What to do
Return the whole listing, line for line, without the pictures in it.

Records for this task
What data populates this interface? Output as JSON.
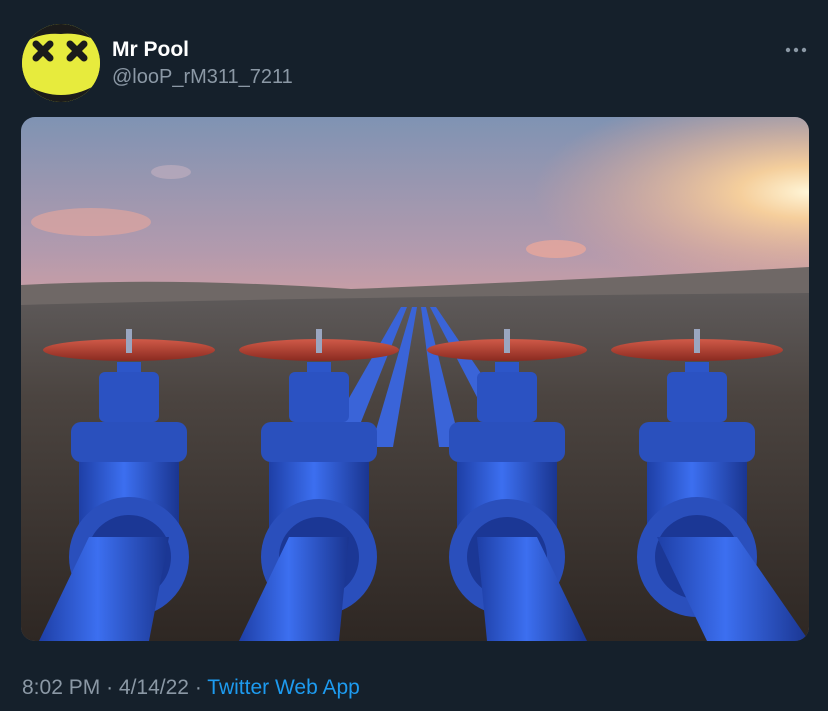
{
  "tweet": {
    "author": {
      "display_name": "Mr Pool",
      "handle": "@looP_rM311_7211",
      "avatar_icon": "yellow-face-icon"
    },
    "more_icon": "more-dots-icon",
    "media": {
      "kind": "photo",
      "subject": "four blue pipelines with red valve wheels in a desert at sunset"
    },
    "meta": {
      "time": "8:02 PM",
      "separator": "·",
      "date": "4/14/22",
      "source": "Twitter Web App"
    }
  },
  "colors": {
    "background": "#15202b",
    "primary_text": "#ffffff",
    "secondary_text": "#8b98a5",
    "link": "#1d9bf0",
    "avatar_yellow": "#e7eb3d",
    "pipe_blue": "#2f5fd6",
    "valve_red": "#b23a2c"
  }
}
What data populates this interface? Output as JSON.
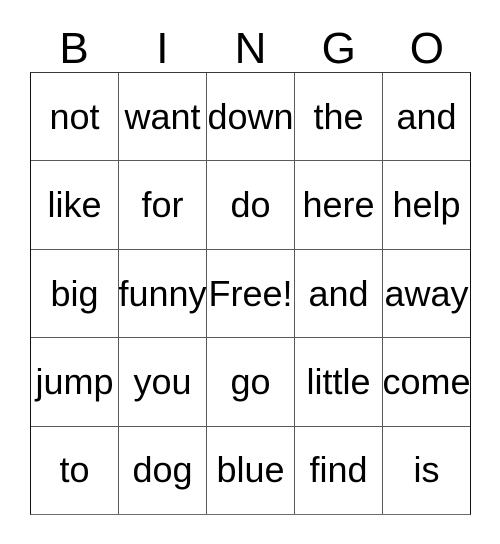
{
  "card": {
    "headers": [
      "B",
      "I",
      "N",
      "G",
      "O"
    ],
    "rows": [
      [
        "not",
        "want",
        "down",
        "the",
        "and"
      ],
      [
        "like",
        "for",
        "do",
        "here",
        "help"
      ],
      [
        "big",
        "funny",
        "Free!",
        "and",
        "away"
      ],
      [
        "jump",
        "you",
        "go",
        "little",
        "come"
      ],
      [
        "to",
        "dog",
        "blue",
        "find",
        "is"
      ]
    ],
    "free_space": "Free!",
    "free_space_position": {
      "row": 2,
      "column": 2
    },
    "grid_size": "5x5",
    "colors": {
      "background": "#ffffff",
      "text": "#000000",
      "grid_line": "#5a5a5a",
      "outer_border": "#111111"
    }
  }
}
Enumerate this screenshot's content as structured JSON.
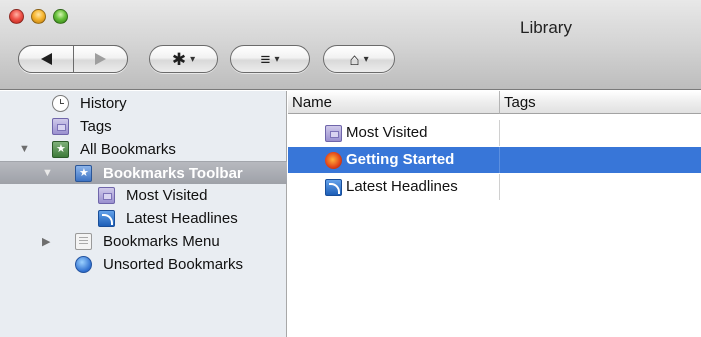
{
  "window": {
    "title": "Library"
  },
  "toolbar": {
    "back_icon": "back-arrow-icon",
    "forward_icon": "forward-arrow-icon",
    "organize_glyph": "✱",
    "views_glyph": "≡",
    "import_glyph": "⌂",
    "dropdown_caret": "▾"
  },
  "sidebar": {
    "items": [
      {
        "label": "History",
        "icon": "history-clock-icon"
      },
      {
        "label": "Tags",
        "icon": "tags-folder-icon"
      },
      {
        "label": "All Bookmarks",
        "icon": "all-bookmarks-icon",
        "disclosure": "▼"
      },
      {
        "label": "Bookmarks Toolbar",
        "icon": "bookmarks-toolbar-icon",
        "disclosure": "▼",
        "selected": true
      },
      {
        "label": "Most Visited",
        "icon": "smart-folder-icon"
      },
      {
        "label": "Latest Headlines",
        "icon": "rss-feed-icon"
      },
      {
        "label": "Bookmarks Menu",
        "icon": "bookmarks-menu-icon",
        "disclosure": "▶"
      },
      {
        "label": "Unsorted Bookmarks",
        "icon": "unsorted-bookmarks-icon"
      }
    ]
  },
  "content": {
    "columns": [
      "Name",
      "Tags"
    ],
    "rows": [
      {
        "name": "Most Visited",
        "icon": "smart-folder-icon",
        "tags": ""
      },
      {
        "name": "Getting Started",
        "icon": "firefox-page-icon",
        "tags": "",
        "selected": true
      },
      {
        "name": "Latest Headlines",
        "icon": "rss-feed-icon",
        "tags": ""
      }
    ]
  },
  "colors": {
    "selection_blue": "#3876d8",
    "sidebar_bg": "#e9edf2",
    "sidebar_selection": "#a3a6ad"
  }
}
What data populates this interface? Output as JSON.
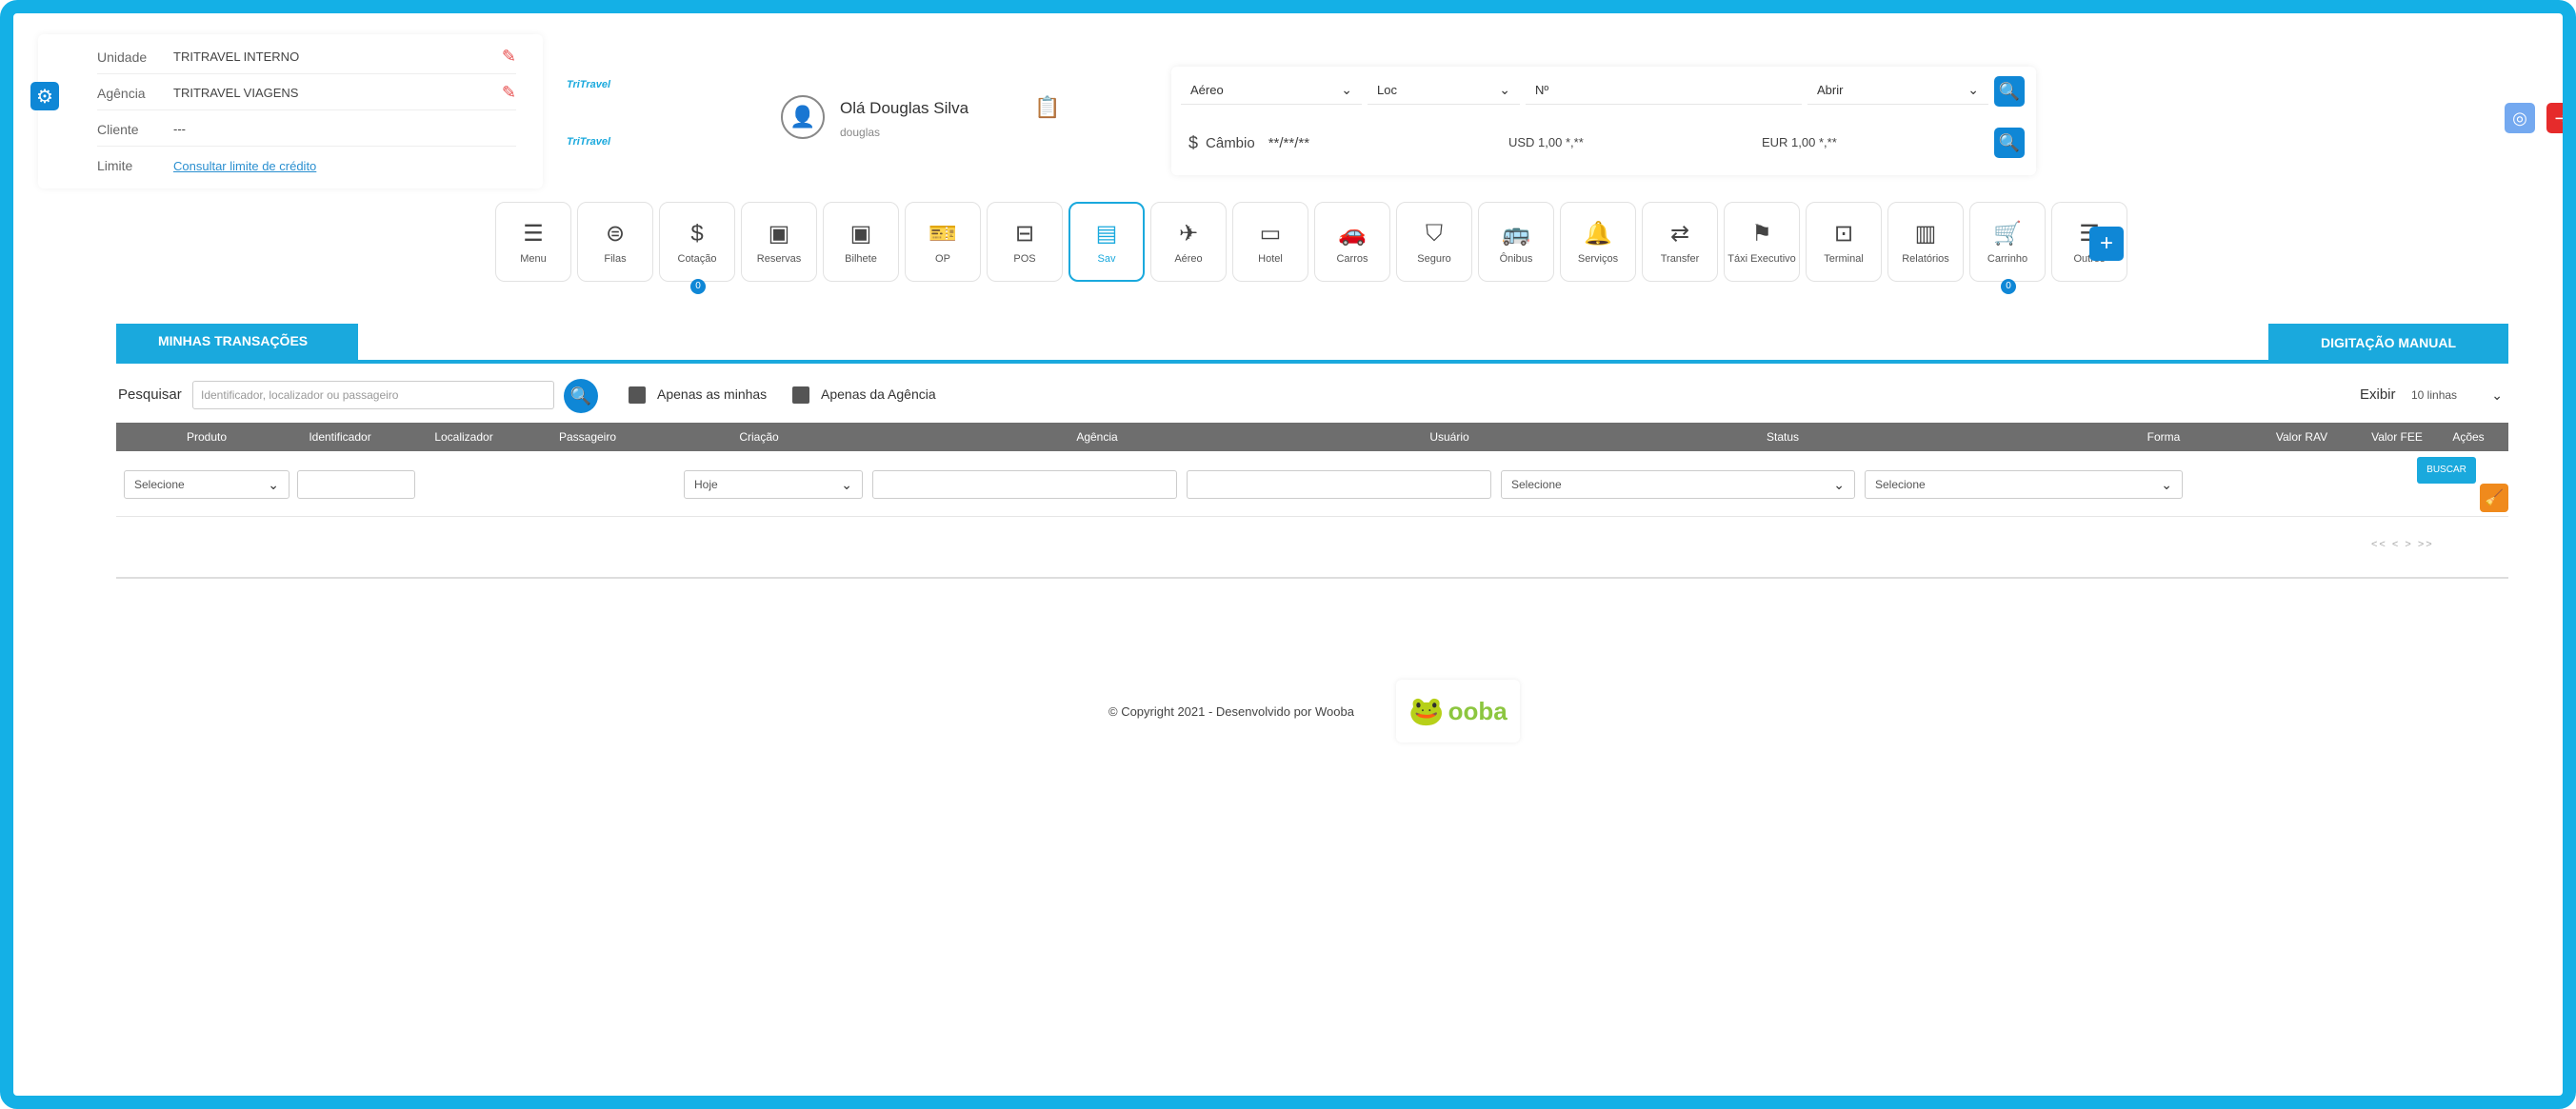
{
  "info": {
    "unidade_label": "Unidade",
    "unidade_value": "TRITRAVEL INTERNO",
    "agencia_label": "Agência",
    "agencia_value": "TRITRAVEL VIAGENS",
    "cliente_label": "Cliente",
    "cliente_value": "---",
    "limite_label": "Limite",
    "limite_link": "Consultar limite de crédito"
  },
  "logos": [
    "TriTravel",
    "TriTravel"
  ],
  "user": {
    "greeting": "Olá Douglas Silva",
    "login": "douglas"
  },
  "search_panel": {
    "product": "Aéreo",
    "field": "Loc",
    "number_placeholder": "Nº",
    "action": "Abrir",
    "cambio_label": "Câmbio",
    "cambio_value": "**/**/**",
    "usd": "USD 1,00 *,**",
    "eur": "EUR 1,00 *,**"
  },
  "toolbar": [
    {
      "label": "Menu",
      "icon": "☰"
    },
    {
      "label": "Filas",
      "icon": "⊜"
    },
    {
      "label": "Cotação",
      "icon": "$",
      "badge": "0"
    },
    {
      "label": "Reservas",
      "icon": "▣"
    },
    {
      "label": "Bilhete",
      "icon": "▣"
    },
    {
      "label": "OP",
      "icon": "🎫"
    },
    {
      "label": "POS",
      "icon": "⊟"
    },
    {
      "label": "Sav",
      "icon": "▤",
      "active": true
    },
    {
      "label": "Aéreo",
      "icon": "✈"
    },
    {
      "label": "Hotel",
      "icon": "▭"
    },
    {
      "label": "Carros",
      "icon": "🚗"
    },
    {
      "label": "Seguro",
      "icon": "⛉"
    },
    {
      "label": "Ônibus",
      "icon": "🚌"
    },
    {
      "label": "Serviços",
      "icon": "🔔"
    },
    {
      "label": "Transfer",
      "icon": "⇄"
    },
    {
      "label": "Táxi Executivo",
      "icon": "⚑"
    },
    {
      "label": "Terminal",
      "icon": "⊡"
    },
    {
      "label": "Relatórios",
      "icon": "▥"
    },
    {
      "label": "Carrinho",
      "icon": "🛒",
      "badge": "0"
    },
    {
      "label": "Outros",
      "icon": "☰"
    }
  ],
  "tabs": {
    "minhas": "MINHAS TRANSAÇÕES",
    "digitacao": "DIGITAÇÃO MANUAL"
  },
  "search": {
    "label": "Pesquisar",
    "placeholder": "Identificador, localizador ou passageiro",
    "check1": "Apenas as minhas",
    "check2": "Apenas da Agência",
    "exibe_label": "Exibir",
    "exibe_value": "10 linhas"
  },
  "table": {
    "headers": [
      "Produto",
      "Identificador",
      "Localizador",
      "Passageiro",
      "Criação",
      "Agência",
      "Usuário",
      "Status",
      "Forma",
      "Valor RAV",
      "Valor FEE",
      "Ações"
    ],
    "filter_produto": "Selecione",
    "filter_criacao": "Hoje",
    "filter_status": "Selecione",
    "filter_forma": "Selecione",
    "buscar": "BUSCAR",
    "pager": "<< < > >>"
  },
  "footer": {
    "copyright": "© Copyright 2021 - Desenvolvido por Wooba",
    "logo_text": "ooba"
  },
  "colors": {
    "accent": "#1aa9dd",
    "primary": "#0f87d6",
    "danger": "#e62b2b",
    "warning": "#f08a1c",
    "header_gray": "#6e6e6e"
  }
}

Your response
What data populates this interface? Output as JSON.
{
  "tweet": {
    "author": {
      "display_name": "Mr Pool",
      "handle": "@looP_rM311_7211",
      "avatar_icon": "yellow-face-icon"
    },
    "more_icon": "more-dots-icon",
    "media": {
      "kind": "photo",
      "subject": "four blue pipelines with red valve wheels in a desert at sunset"
    },
    "meta": {
      "time": "8:02 PM",
      "separator": "·",
      "date": "4/14/22",
      "source": "Twitter Web App"
    }
  },
  "colors": {
    "background": "#15202b",
    "primary_text": "#ffffff",
    "secondary_text": "#8b98a5",
    "link": "#1d9bf0",
    "avatar_yellow": "#e7eb3d",
    "pipe_blue": "#2f5fd6",
    "valve_red": "#b23a2c"
  }
}
What data populates this interface? Output as JSON.
{
  "card": {
    "headers": [
      "B",
      "I",
      "N",
      "G",
      "O"
    ],
    "rows": [
      [
        "not",
        "want",
        "down",
        "the",
        "and"
      ],
      [
        "like",
        "for",
        "do",
        "here",
        "help"
      ],
      [
        "big",
        "funny",
        "Free!",
        "and",
        "away"
      ],
      [
        "jump",
        "you",
        "go",
        "little",
        "come"
      ],
      [
        "to",
        "dog",
        "blue",
        "find",
        "is"
      ]
    ],
    "free_space": "Free!",
    "free_space_position": {
      "row": 2,
      "column": 2
    },
    "grid_size": "5x5",
    "colors": {
      "background": "#ffffff",
      "text": "#000000",
      "grid_line": "#5a5a5a",
      "outer_border": "#111111"
    }
  }
}
Enumerate this screenshot's content as structured JSON.
{
  "window": {
    "title": "Library"
  },
  "toolbar": {
    "back_icon": "back-arrow-icon",
    "forward_icon": "forward-arrow-icon",
    "organize_glyph": "✱",
    "views_glyph": "≡",
    "import_glyph": "⌂",
    "dropdown_caret": "▾"
  },
  "sidebar": {
    "items": [
      {
        "label": "History",
        "icon": "history-clock-icon"
      },
      {
        "label": "Tags",
        "icon": "tags-folder-icon"
      },
      {
        "label": "All Bookmarks",
        "icon": "all-bookmarks-icon",
        "disclosure": "▼"
      },
      {
        "label": "Bookmarks Toolbar",
        "icon": "bookmarks-toolbar-icon",
        "disclosure": "▼",
        "selected": true
      },
      {
        "label": "Most Visited",
        "icon": "smart-folder-icon"
      },
      {
        "label": "Latest Headlines",
        "icon": "rss-feed-icon"
      },
      {
        "label": "Bookmarks Menu",
        "icon": "bookmarks-menu-icon",
        "disclosure": "▶"
      },
      {
        "label": "Unsorted Bookmarks",
        "icon": "unsorted-bookmarks-icon"
      }
    ]
  },
  "content": {
    "columns": [
      "Name",
      "Tags"
    ],
    "rows": [
      {
        "name": "Most Visited",
        "icon": "smart-folder-icon",
        "tags": ""
      },
      {
        "name": "Getting Started",
        "icon": "firefox-page-icon",
        "tags": "",
        "selected": true
      },
      {
        "name": "Latest Headlines",
        "icon": "rss-feed-icon",
        "tags": ""
      }
    ]
  },
  "colors": {
    "selection_blue": "#3876d8",
    "sidebar_bg": "#e9edf2",
    "sidebar_selection": "#a3a6ad"
  }
}
What data populates this interface? Output as JSON.
{
  "info": {
    "unidade_label": "Unidade",
    "unidade_value": "TRITRAVEL INTERNO",
    "agencia_label": "Agência",
    "agencia_value": "TRITRAVEL VIAGENS",
    "cliente_label": "Cliente",
    "cliente_value": "---",
    "limite_label": "Limite",
    "limite_link": "Consultar limite de crédito"
  },
  "logos": [
    "TriTravel",
    "TriTravel"
  ],
  "user": {
    "greeting": "Olá Douglas Silva",
    "login": "douglas"
  },
  "search_panel": {
    "product": "Aéreo",
    "field": "Loc",
    "number_placeholder": "Nº",
    "action": "Abrir",
    "cambio_label": "Câmbio",
    "cambio_value": "**/**/**",
    "usd": "USD 1,00 *,**",
    "eur": "EUR 1,00 *,**"
  },
  "toolbar": [
    {
      "label": "Menu",
      "icon": "☰"
    },
    {
      "label": "Filas",
      "icon": "⊜"
    },
    {
      "label": "Cotação",
      "icon": "$",
      "badge": "0"
    },
    {
      "label": "Reservas",
      "icon": "▣"
    },
    {
      "label": "Bilhete",
      "icon": "▣"
    },
    {
      "label": "OP",
      "icon": "🎫"
    },
    {
      "label": "POS",
      "icon": "⊟"
    },
    {
      "label": "Sav",
      "icon": "▤",
      "active": true
    },
    {
      "label": "Aéreo",
      "icon": "✈"
    },
    {
      "label": "Hotel",
      "icon": "▭"
    },
    {
      "label": "Carros",
      "icon": "🚗"
    },
    {
      "label": "Seguro",
      "icon": "⛉"
    },
    {
      "label": "Ônibus",
      "icon": "🚌"
    },
    {
      "label": "Serviços",
      "icon": "🔔"
    },
    {
      "label": "Transfer",
      "icon": "⇄"
    },
    {
      "label": "Táxi Executivo",
      "icon": "⚑"
    },
    {
      "label": "Terminal",
      "icon": "⊡"
    },
    {
      "label": "Relatórios",
      "icon": "▥"
    },
    {
      "label": "Carrinho",
      "icon": "🛒",
      "badge": "0"
    },
    {
      "label": "Outros",
      "icon": "☰"
    }
  ],
  "tabs": {
    "minhas": "MINHAS TRANSAÇÕES",
    "digitacao": "DIGITAÇÃO MANUAL"
  },
  "search": {
    "label": "Pesquisar",
    "placeholder": "Identificador, localizador ou passageiro",
    "check1": "Apenas as minhas",
    "check2": "Apenas da Agência",
    "exibe_label": "Exibir",
    "exibe_value": "10 linhas"
  },
  "table": {
    "headers": [
      "Produto",
      "Identificador",
      "Localizador",
      "Passageiro",
      "Criação",
      "Agência",
      "Usuário",
      "Status",
      "Forma",
      "Valor RAV",
      "Valor FEE",
      "Ações"
    ],
    "filter_produto": "Selecione",
    "filter_criacao": "Hoje",
    "filter_status": "Selecione",
    "filter_forma": "Selecione",
    "buscar": "BUSCAR",
    "pager": "<< < > >>"
  },
  "footer": {
    "copyright": "© Copyright 2021 - Desenvolvido por Wooba",
    "logo_text": "ooba"
  },
  "colors": {
    "accent": "#1aa9dd",
    "primary": "#0f87d6",
    "danger": "#e62b2b",
    "warning": "#f08a1c",
    "header_gray": "#6e6e6e"
  }
}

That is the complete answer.